Place in oven and bake for 8 minutes. Turn trays around, and bake for another 9 minutes. To check if shells are cooked, gently lift one off the baking paper. If it peels of easily, they are done, if not, keep checking at 2 minute intervals. Furthermore, if you notice the tops have a slightly crumpled look after you take them out of the oven, put them back in for another couple of minutes. In my experience, this means that they are slightly undercooked and/or haven’t dried out enough before cooking. Cool on trays for 5 minutes, then peel off and place on a wire rack. The mixture should make about 12 -15 large macarons, and about 25 smaller macarons. Macarons keep really well (about 5 days in the fridge) and some say that the longer they are refrigerated, the more the flavour is likely to develop. Macarons taste best when they are stored in the fridge, then brought down to room temperature to eat.
- 200g salted butter, chopped and softened
- Approx. 1 cup icing (confectioner’s) sugar
- 1 tsp vanilla bean paste
- Approx. 30ml espresso (you can use coffee bags or instant powdered/granule coffee as well, just make sure it’s not too watered down)
Beat butter until pale and creamy. Add vanilla bean paste and beat until combined. Gradually add sugar and coffee to butter mixture. Please be careful with adding the coffee, as you don’t want to add too much liquid at once, otherwise the butter may split and curdle. Add it slowly and keep tasting until happy with the strength and flavour.
For the choc dip, melt good quality dark chocolate in a small glass bowl/ramekin.

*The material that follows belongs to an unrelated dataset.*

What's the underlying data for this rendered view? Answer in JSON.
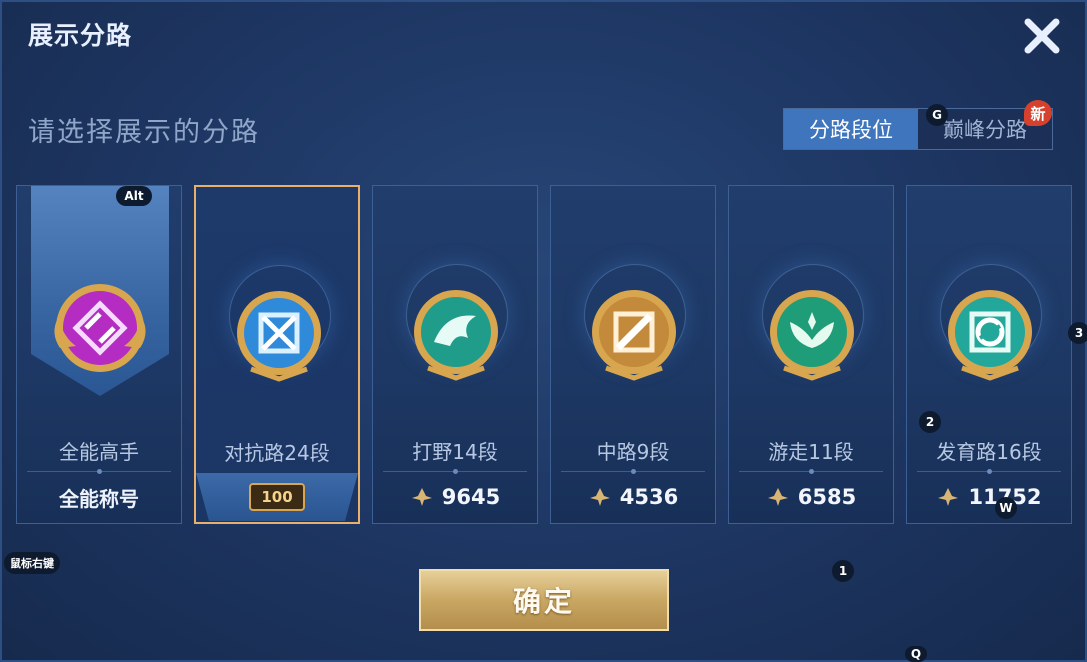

Don’t use anything too deep because it will make it harder to dip the macaron in and out of the chocolate. I melted the chocolate gradually, as I needed it, as I didn’t want it to harden, because the dipping process did take a while. Overall, I ended up using about 200g of melts (small chocolate bits). Melt chocolate in 20 second increments in the microwave, and use a metal spoon to stir. Melting the chocolate in short increments will keep it from burning and turning into that horrible lumpy, grainy consistency. Once chocolate is smooth and glossy, gently dip each macaron half way into the chocolate, using a teaspoon to remove the excess, and place on an oven tray lined with a fresh sheet of baking paper. Once chocolate has hardened, dust macarons with cocoa. Place in an airtight container in the refrigerator, and bring to room temperature to eat.

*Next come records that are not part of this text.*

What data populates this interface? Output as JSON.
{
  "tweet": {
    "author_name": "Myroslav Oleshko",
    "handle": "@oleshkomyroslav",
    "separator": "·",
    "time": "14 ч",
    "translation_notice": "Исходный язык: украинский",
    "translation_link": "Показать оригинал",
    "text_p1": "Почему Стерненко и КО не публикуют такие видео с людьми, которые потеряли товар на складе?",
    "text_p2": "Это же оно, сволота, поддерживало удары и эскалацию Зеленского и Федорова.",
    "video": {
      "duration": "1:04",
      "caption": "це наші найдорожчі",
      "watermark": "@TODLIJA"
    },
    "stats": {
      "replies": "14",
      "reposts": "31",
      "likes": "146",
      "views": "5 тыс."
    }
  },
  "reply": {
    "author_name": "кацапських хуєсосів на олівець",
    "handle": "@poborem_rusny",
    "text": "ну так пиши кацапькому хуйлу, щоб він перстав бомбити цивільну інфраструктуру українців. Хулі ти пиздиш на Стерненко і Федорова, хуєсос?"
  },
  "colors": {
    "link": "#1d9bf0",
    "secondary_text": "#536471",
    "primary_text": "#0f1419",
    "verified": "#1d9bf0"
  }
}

Whilst the weather here in Melbourne is pretty horrible at the moment, like, ice-all-over-your-car-in-the-morning kind of horrible (Aussie’s are not used to this!), the upside is that it’s perfect macaron making weather! No humidity, no air conditioning. Take advantage of it if you can!
Have a great weekend, and Happy Baking! 🙂